Home / Clothes Moths (Tineidae) / Banana Moth (Opogona sacchari)

Banana Moth (Opogona sacchari)

The banana moth is a member of the family of fungus moths. They originated from the continent of Africa mainly thriving in the sub-Saharan African belt.

They eventually moved out of their native land, and was widespread worldwide.

Scientific Classification

  • Family: Tineidae
  • Genus: Opogona
  • Scientific Name: Opogona sacchari

In Brazil they were first spotted during the 1970s, then in Central America and eventually Europe. In North America’s Florida, they were first spotted since 1986. The caterpillars are considered pests to ornamentals.

Banana Moth


Description and Identification


The caterpillars are dirty white, transparent, and have brown heads. They are around 2.1-2.6 cm long.

Banana Moth Caterpillar



They are brown, smaller than 1 cm, and stay inside a 1.5 cm cocoon during this stage.

Banana Moth Pupa


Adult Moth

Sexual Dimorphism: Present. A dark spot is observed on the apex of the male’s forewing, which is absent in the female moth.

Color and Appearance

Forewing: When the wings are opened, they have a dark brown base, with dark brown bands also running through them. The males have two additional brown dots right on top of their forewings as mentioned above. When closed, the brown coloration remains the same, while the bands and spots could be partially visible.

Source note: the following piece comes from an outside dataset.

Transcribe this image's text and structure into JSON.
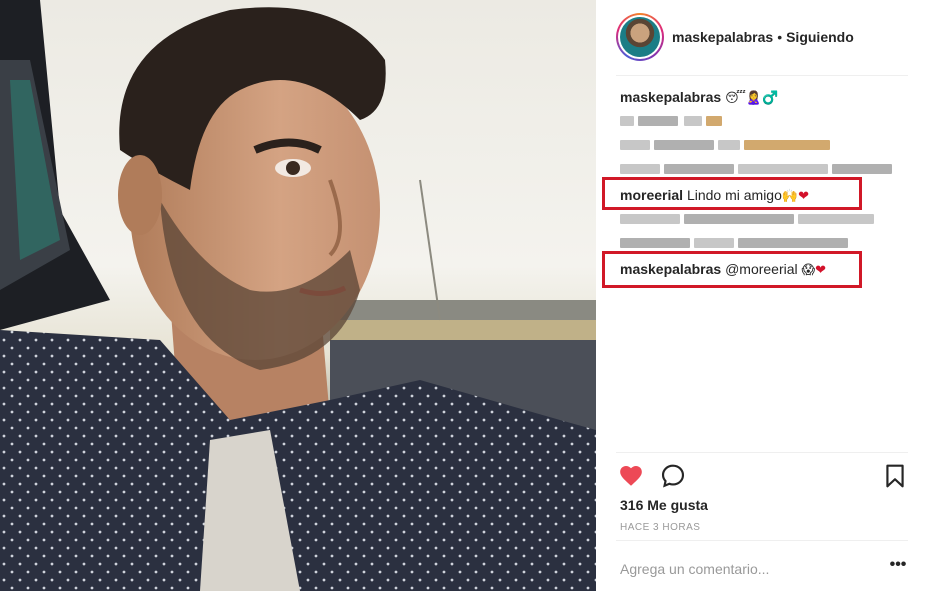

Hindwing: When the wings are opened, they are paler and brighter than the forewings. When the wings are closed, they are completely hidden.

Average wingspan: 1.8-2.5 cm

Flight pattern: Erratic

Season: Year-round

Opogona sacchari



The eggs are laid in tiny crevices in the host plant.

Banana Moth Eggs


Quick Facts

DistributionNative: Sub-Saharan Africa in the regions of Madagascar, Mauritius, Réunion, Rodrigues Island, the Seychelles, and St. Helena
Invasive: Brazil, Central America, Europe, and Florida
HabitatHumid tropical and sub-tropical regions
Lifespan of Adults6 days
Host PlantsBamboo, bananas, maize, pineapples, and sugarcane
Adult DietDoes not feed

Did You Know

  • Czech naturalist Wencesias Bojer first described this species in 1856.
Banana Moth Image


Banana Moth Picture


Leave a comment

Your email address will not be published. Required fields are marked *